That’s the report from Héctor Gómez, and from the Dominican Today, each of whom report that the two ex-big leaguers were arrested today in connection with a longstanding money laundering and/or drug investigation focused on one César Peralta. also known as “César the Abuser.” So he sounds fun. Gómez characterizes it as a money laundering thing. Reporter Dionisio Soldevila characterizes it as “drug trafficking charges.” Such charges often go hand-in-hand, of course. I’m sure more details will be come out eventually. For now we have the report of their arrests. According to the Dominican Today, four cars belonging to Dotel were confiscated as well.

Dotel didn’t debut until he was 25, and for his first couple of years with the Mets and Astros he struggled to establish himself as a starter. He was switched full-time to the Houston bullpen at 27, however, and went on to make 724 relief appearances with a 3.32 ERA and a .207 opponents’ batting average while racking up 955 strikeouts in 760 innings. At the time of his retirement his career strikeout rate — 10.8 per nine innings — was the best in the history of baseball for right-handed pitchers with at least 900 innings, edging out Kerry Wood and Pedro Martinez.

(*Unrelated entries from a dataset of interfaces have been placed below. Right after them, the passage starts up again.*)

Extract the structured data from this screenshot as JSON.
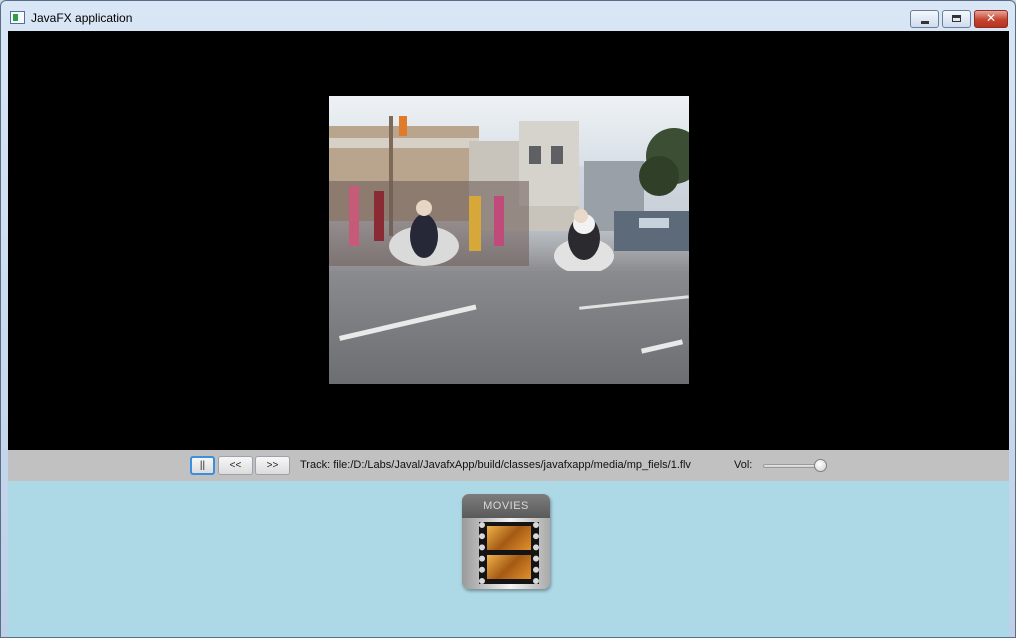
{
  "window": {
    "title": "JavaFX application",
    "icon": "app-icon",
    "controls": [
      "minimize-icon",
      "maximize-icon",
      "close-icon"
    ]
  },
  "video": {
    "description_icon": "video-frame",
    "background_color": "#000000"
  },
  "controls": {
    "pause_label": "||",
    "back_label": "<<",
    "forward_label": ">>",
    "track_text": "Track: file:/D:/Labs/Javal/JavafxApp/build/classes/javafxapp/media/mp_fiels/1.flv",
    "volume_label": "Vol:",
    "volume_level": 0.9
  },
  "movies_icon": {
    "label": "MOVIES",
    "icon": "film-icon"
  },
  "colors": {
    "content_background": "#add8e6",
    "control_bar": "#c1c1c1",
    "focus_accent": "#3c8ede"
  }
}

Castillo also played 15 seasons, with a career line of .290/.368/.351. He was a three-time All Star and won three Gold Glove awards.